Thursday, June 17, 2010
Interesting foursome get a Mavs workout
By Jeff Caplan
Day 3 of NBA draft-prospect workouts at the American Airlines Center is easily the most intriguing so far. The Mavericks bring in four more players and each has an interesting story.
Like most of the prospects the Mavs have brought in this week, these four are projected as late-second picks, if that. Without a first-round pick in the June 24 NBA draft, the Mavs will wait until the 50th of 60 pick rolls around to make selection.
Here's a look at today's group:
Elijah Millsap, a 6-foot-6, 210-pound junior out of Alabama-Birmingham. The small forward averaged 16.1 points and 9.5 rebounds in one season for the Blazers after transferring from Louisiana-Lafayette. He's taking a risk by coming out, but he has the length and powerful frame that will get some NBA teams excited. He's a confident player who makes good use of his solid frame slashing and finishing at the rim.
He's also seen what it takes to get the job done in the Association. His big brother is Utah Jazz power forward Paul Millsap.
Another 6-6, 210-pounder with a brother playing in the NBA is swingman Ryan Thompson, who averaged 17.2 points and 5.0 rebounds as a senior at Rider. That's where his brother, Sacramento Kings center Jason Thompson, starred and became the suprise 12th overall pick two years ago.
Ryan Thompson opened some eyes at the Portsmouth Invitational in April, leading the tournament in scoring while showing diversity to his game. Scouting reports say he's not a dynamic athlete, but he shot the ball extremely well from beyond the 3-point arc in Portsmouth, which he did not do as a senior, and he demonstrated excellent court savvy.
One of the better stories coming out of the college game last season was resilient Harvard point guard Jeremy Lin. Lin is of Asian descent and grew up in the Bay Area. His game often gets the obligatory comparisons to Steve Nash or Jason Kidd, which is pretty good considering growing up he was mostly told he was too skinny or too short or he simply wasn't taken seriously as a basketball player.
Lin averaged 16.4 points, 4.4 assists and 4.4 rebounds as a senior. He had Harvard on track to make its first NCAA Tournament since 1947 until late-season losses ended that dream.

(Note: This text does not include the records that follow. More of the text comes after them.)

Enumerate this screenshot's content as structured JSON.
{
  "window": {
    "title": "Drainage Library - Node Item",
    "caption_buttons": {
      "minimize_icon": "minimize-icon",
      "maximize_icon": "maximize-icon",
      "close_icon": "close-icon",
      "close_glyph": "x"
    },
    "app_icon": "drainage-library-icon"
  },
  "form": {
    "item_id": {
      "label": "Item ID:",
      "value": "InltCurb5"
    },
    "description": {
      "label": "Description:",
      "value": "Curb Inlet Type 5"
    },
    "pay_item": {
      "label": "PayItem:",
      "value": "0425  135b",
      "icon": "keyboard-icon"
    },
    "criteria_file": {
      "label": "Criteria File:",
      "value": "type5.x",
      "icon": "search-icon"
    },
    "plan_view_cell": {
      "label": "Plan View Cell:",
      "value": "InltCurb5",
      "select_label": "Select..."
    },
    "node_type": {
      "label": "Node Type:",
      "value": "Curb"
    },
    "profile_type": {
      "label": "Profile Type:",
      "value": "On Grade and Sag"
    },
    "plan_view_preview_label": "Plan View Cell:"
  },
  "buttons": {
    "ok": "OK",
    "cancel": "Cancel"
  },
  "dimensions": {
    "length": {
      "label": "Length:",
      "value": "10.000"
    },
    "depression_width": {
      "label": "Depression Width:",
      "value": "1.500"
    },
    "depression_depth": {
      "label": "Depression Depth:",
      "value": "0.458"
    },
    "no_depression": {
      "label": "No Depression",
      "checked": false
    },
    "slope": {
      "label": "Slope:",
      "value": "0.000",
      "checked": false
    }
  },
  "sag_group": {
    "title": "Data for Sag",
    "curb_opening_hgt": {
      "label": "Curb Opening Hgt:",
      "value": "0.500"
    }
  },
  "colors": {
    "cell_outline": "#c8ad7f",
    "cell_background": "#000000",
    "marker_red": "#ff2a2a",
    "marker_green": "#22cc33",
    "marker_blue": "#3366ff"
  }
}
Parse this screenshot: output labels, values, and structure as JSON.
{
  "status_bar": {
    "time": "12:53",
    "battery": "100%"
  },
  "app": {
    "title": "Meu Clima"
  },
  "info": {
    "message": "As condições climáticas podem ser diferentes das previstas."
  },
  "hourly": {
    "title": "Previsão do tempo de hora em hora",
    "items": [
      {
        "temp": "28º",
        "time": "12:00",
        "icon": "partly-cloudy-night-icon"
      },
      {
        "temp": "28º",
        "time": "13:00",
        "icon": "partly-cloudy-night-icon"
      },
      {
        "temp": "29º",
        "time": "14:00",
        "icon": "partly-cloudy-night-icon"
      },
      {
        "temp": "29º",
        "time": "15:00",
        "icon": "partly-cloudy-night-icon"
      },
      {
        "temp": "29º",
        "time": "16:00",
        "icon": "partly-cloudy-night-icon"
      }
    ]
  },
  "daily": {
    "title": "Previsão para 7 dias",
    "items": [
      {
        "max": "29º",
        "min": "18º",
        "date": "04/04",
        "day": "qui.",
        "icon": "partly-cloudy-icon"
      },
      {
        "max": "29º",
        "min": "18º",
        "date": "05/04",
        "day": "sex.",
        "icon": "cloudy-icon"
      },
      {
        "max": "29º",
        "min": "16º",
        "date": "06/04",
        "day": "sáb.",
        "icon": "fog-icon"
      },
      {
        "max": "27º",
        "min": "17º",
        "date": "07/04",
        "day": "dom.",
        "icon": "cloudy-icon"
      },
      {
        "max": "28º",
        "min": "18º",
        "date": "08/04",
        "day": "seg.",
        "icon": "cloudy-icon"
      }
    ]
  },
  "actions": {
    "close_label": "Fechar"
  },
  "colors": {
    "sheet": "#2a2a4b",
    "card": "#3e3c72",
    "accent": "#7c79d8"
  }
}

The final prospect is Amarillo's own Justin Mason, who finished a four-year career at Texas as one of the Longhorns' top leaders.
The 6-2 guard doesn't bring a lot of scoring, but he'll earn a spot on someone's summer-league team through heart and hustle.